• Task directions: Search the records for the string "erflow" and copy every line where it turns up.

• Data excerpts:
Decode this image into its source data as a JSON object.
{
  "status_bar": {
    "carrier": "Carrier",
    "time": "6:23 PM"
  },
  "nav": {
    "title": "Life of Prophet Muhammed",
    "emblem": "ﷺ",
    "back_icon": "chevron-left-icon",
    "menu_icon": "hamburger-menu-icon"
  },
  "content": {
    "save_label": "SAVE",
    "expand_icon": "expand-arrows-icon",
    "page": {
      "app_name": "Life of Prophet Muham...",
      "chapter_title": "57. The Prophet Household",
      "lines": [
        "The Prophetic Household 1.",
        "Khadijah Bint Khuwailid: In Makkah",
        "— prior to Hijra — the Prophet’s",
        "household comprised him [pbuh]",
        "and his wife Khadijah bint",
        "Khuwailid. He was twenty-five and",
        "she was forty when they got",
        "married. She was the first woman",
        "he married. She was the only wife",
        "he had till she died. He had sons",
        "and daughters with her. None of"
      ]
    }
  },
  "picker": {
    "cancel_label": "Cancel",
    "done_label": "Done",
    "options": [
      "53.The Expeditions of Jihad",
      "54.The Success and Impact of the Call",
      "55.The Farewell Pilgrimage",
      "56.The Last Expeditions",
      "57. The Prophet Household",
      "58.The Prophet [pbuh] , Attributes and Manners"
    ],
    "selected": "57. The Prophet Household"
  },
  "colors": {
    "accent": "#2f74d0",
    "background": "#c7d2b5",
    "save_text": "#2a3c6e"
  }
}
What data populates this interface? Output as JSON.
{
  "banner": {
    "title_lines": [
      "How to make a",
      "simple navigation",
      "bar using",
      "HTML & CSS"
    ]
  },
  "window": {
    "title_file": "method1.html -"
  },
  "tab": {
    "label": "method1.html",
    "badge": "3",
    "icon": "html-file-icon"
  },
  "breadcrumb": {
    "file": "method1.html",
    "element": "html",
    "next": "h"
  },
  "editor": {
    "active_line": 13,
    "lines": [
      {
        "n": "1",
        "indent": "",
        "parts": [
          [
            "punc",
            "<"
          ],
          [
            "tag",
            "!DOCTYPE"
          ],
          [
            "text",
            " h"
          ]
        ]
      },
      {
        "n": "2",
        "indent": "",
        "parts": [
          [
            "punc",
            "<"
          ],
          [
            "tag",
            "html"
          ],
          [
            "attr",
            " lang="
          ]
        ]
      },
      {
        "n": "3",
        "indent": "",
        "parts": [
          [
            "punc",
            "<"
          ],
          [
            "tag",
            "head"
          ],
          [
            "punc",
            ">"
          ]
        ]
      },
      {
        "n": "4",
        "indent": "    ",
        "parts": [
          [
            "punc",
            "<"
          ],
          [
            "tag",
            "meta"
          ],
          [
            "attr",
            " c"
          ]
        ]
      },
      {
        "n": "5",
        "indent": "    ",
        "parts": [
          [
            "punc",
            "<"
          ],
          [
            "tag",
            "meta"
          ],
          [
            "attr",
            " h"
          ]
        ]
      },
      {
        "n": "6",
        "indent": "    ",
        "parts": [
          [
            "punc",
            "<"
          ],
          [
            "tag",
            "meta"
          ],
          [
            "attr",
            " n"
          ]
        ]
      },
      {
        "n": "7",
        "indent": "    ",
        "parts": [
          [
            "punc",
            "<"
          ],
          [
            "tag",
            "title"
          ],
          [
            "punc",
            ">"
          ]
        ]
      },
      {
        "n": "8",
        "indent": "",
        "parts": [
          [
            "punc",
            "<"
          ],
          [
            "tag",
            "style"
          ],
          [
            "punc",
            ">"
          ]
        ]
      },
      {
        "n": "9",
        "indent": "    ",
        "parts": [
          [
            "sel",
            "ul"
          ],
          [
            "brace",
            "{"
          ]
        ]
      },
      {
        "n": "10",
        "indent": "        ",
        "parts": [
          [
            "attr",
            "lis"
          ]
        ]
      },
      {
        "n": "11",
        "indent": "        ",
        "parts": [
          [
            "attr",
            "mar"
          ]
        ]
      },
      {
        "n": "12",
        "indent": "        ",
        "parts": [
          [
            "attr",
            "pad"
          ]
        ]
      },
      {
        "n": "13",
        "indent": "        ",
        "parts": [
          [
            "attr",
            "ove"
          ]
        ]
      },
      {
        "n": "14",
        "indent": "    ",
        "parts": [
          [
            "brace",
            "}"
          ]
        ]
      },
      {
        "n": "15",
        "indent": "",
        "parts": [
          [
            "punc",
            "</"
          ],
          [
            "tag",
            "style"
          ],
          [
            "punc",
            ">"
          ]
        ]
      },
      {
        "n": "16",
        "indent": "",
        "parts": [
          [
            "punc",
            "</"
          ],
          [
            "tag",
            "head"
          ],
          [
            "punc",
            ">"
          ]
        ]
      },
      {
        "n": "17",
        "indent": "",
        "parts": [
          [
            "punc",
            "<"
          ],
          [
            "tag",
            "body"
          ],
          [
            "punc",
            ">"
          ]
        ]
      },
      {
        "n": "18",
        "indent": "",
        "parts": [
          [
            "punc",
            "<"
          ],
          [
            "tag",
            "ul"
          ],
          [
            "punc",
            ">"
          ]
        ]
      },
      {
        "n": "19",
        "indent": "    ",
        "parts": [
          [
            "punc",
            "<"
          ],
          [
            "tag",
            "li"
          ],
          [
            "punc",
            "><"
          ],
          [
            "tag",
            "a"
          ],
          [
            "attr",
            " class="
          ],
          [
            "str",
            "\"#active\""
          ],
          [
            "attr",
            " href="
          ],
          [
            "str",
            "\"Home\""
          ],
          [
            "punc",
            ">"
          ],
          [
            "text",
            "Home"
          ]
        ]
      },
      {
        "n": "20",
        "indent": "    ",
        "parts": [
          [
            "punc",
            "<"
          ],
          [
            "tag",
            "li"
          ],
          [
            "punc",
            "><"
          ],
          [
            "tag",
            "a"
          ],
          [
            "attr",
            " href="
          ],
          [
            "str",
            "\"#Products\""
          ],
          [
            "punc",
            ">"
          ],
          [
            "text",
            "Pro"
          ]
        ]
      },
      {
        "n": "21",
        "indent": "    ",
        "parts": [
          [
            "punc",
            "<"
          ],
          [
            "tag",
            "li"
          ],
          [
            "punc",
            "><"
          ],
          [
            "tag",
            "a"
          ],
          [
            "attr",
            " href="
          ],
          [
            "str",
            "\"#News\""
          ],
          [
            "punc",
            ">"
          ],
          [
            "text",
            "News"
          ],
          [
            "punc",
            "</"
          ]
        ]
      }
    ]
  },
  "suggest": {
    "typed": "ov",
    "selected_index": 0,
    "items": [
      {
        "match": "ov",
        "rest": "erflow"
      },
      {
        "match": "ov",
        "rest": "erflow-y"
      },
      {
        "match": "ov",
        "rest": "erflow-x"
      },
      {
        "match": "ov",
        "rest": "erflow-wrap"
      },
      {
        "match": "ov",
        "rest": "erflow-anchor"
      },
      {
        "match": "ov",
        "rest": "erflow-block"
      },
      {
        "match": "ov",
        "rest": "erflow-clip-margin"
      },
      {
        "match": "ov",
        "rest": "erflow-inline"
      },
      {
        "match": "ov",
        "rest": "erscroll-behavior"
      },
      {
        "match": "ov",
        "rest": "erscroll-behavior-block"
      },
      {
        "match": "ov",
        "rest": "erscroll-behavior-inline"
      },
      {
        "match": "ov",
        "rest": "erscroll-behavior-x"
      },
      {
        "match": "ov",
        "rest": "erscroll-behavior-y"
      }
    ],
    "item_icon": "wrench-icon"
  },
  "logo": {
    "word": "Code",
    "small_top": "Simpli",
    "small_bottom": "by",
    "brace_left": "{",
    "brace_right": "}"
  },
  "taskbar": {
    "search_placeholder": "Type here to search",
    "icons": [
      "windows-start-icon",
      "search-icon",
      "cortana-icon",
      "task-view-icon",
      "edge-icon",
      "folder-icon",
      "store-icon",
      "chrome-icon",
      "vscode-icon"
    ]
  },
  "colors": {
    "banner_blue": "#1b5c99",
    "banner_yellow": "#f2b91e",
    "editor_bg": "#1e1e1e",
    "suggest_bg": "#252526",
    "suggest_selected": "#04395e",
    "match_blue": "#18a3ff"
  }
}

• Response below:
        "rest": "erflow"
        "rest": "erflow-y"
        "rest": "erflow-x"
        "rest": "erflow-wrap"
        "rest": "erflow-anchor"
        "rest": "erflow-block"
        "rest": "erflow-clip-margin"
        "rest": "erflow-inline"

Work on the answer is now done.